Other names for similar Muslim clerics include sheikh and mullah.


Akhoonds are responsible for leading religious services in a community. Akhoonds lead the prayers in the mosques, deliver religious sermons and perform religious ceremonies, such as birth rites and funeral services. They also often teach in Islamic schools known in Iran as hawzas and in other countries as madrasas.[citation needed]

Akhoonds will usually have completed some studies (of varying levels) in a hawzeh, studying various Islamic and non-Islamic subjects such as Sharia, fiqh (Islamic jurisprudence), Quran, and basic mathematics. They commonly dress in religious attire.[citation needed]

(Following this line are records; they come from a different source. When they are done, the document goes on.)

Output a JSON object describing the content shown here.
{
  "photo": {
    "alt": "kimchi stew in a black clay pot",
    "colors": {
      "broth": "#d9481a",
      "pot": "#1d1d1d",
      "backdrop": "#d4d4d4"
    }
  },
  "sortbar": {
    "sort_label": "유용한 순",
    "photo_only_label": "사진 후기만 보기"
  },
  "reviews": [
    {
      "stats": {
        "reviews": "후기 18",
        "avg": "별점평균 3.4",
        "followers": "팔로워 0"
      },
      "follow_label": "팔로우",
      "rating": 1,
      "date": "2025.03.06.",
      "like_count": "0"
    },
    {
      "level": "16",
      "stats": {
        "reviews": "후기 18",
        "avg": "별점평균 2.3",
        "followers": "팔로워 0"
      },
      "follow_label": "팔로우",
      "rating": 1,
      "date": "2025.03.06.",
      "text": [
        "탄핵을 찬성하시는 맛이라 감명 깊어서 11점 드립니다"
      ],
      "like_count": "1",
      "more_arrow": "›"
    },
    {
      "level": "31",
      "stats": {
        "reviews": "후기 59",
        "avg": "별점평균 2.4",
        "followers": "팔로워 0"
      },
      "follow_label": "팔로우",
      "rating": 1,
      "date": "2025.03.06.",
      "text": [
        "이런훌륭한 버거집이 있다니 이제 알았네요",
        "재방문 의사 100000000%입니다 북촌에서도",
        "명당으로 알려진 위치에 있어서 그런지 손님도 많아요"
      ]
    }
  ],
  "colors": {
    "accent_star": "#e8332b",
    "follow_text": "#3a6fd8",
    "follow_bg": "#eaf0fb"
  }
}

Old usageEdit

This term was traditionally a slang term in Iran, and it has been completely a derogatory term since the Pahlavi era. In Iran, they are also called mullah, molavi, sheikh, haj-agha, or rohani. The word rohani means "spiritual, holy". Rohani is considered a more polite term for Muslim clerics, used by Iranian national television and radio and by devout Muslim families. Akhoond is increasingly outmoded in Iran, usually with only the older clerics having the title as part of their name. It has not been used widely as a title since the Qajar dynasty.[citation needed]

In Afghanistan, and among the Pashtuns of the Afghan-Pakistan border region, the term is still current in its original sense as an honorific.[citation needed]

Use in personal namesEdit

The Azerbaijani surname Akhundov (as in e.g. Mirza Fatali Akhundov) is formed from the word akhund.

The Bangladeshi surname Akond/Akand (আকন্দ), or Akhond/Akhand (আখন্দ) (as in e.g., Julhaz Akond, Lucky Akhand) is formed from the word akhund.

See alsoEdit


  1. ^ "Akhwand - Names Directory". Archived from the original on 19 July 2011. Retrieved 2011-08-20.

External linksEdit